# Material supplied
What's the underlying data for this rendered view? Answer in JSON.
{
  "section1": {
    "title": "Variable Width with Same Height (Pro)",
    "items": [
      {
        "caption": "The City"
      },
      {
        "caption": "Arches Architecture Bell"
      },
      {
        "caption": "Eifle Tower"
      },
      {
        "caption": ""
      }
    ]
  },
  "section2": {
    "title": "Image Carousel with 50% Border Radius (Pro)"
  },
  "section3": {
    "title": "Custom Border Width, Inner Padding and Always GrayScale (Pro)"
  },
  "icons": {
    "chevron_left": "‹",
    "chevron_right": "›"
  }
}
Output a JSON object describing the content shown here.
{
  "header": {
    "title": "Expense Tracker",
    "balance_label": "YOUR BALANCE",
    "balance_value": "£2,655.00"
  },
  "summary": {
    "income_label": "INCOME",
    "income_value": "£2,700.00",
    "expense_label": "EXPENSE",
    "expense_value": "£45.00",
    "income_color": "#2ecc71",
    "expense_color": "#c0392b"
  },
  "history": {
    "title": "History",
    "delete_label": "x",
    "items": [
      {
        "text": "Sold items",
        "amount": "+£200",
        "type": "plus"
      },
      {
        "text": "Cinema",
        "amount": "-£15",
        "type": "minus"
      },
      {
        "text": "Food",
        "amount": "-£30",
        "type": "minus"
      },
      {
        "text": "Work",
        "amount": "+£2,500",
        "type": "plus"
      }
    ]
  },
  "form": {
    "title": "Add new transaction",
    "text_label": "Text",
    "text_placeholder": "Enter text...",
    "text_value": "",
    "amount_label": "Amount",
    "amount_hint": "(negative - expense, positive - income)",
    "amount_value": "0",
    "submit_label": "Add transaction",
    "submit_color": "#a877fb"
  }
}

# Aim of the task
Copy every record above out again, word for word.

# Exercise answer
What's the underlying data for this rendered view? Answer in JSON.
{
  "section1": {
    "title": "Variable Width with Same Height (Pro)",
    "items": [
      {
        "caption": "The City"
      },
      {
        "caption": "Arches Architecture Bell"
      },
      {
        "caption": "Eifle Tower"
      },
      {
        "caption": ""
      }
    ]
  },
  "section2": {
    "title": "Image Carousel with 50% Border Radius (Pro)"
  },
  "section3": {
    "title": "Custom Border Width, Inner Padding and Always GrayScale (Pro)"
  },
  "icons": {
    "chevron_left": "‹",
    "chevron_right": "›"
  }
}
Output a JSON object describing the content shown here.
{
  "header": {
    "title": "Expense Tracker",
    "balance_label": "YOUR BALANCE",
    "balance_value": "£2,655.00"
  },
  "summary": {
    "income_label": "INCOME",
    "income_value": "£2,700.00",
    "expense_label": "EXPENSE",
    "expense_value": "£45.00",
    "income_color": "#2ecc71",
    "expense_color": "#c0392b"
  },
  "history": {
    "title": "History",
    "delete_label": "x",
    "items": [
      {
        "text": "Sold items",
        "amount": "+£200",
        "type": "plus"
      },
      {
        "text": "Cinema",
        "amount": "-£15",
        "type": "minus"
      },
      {
        "text": "Food",
        "amount": "-£30",
        "type": "minus"
      },
      {
        "text": "Work",
        "amount": "+£2,500",
        "type": "plus"
      }
    ]
  },
  "form": {
    "title": "Add new transaction",
    "text_label": "Text",
    "text_placeholder": "Enter text...",
    "text_value": "",
    "amount_label": "Amount",
    "amount_hint": "(negative - expense, positive - income)",
    "amount_value": "0",
    "submit_label": "Add transaction",
    "submit_color": "#a877fb"
  }
}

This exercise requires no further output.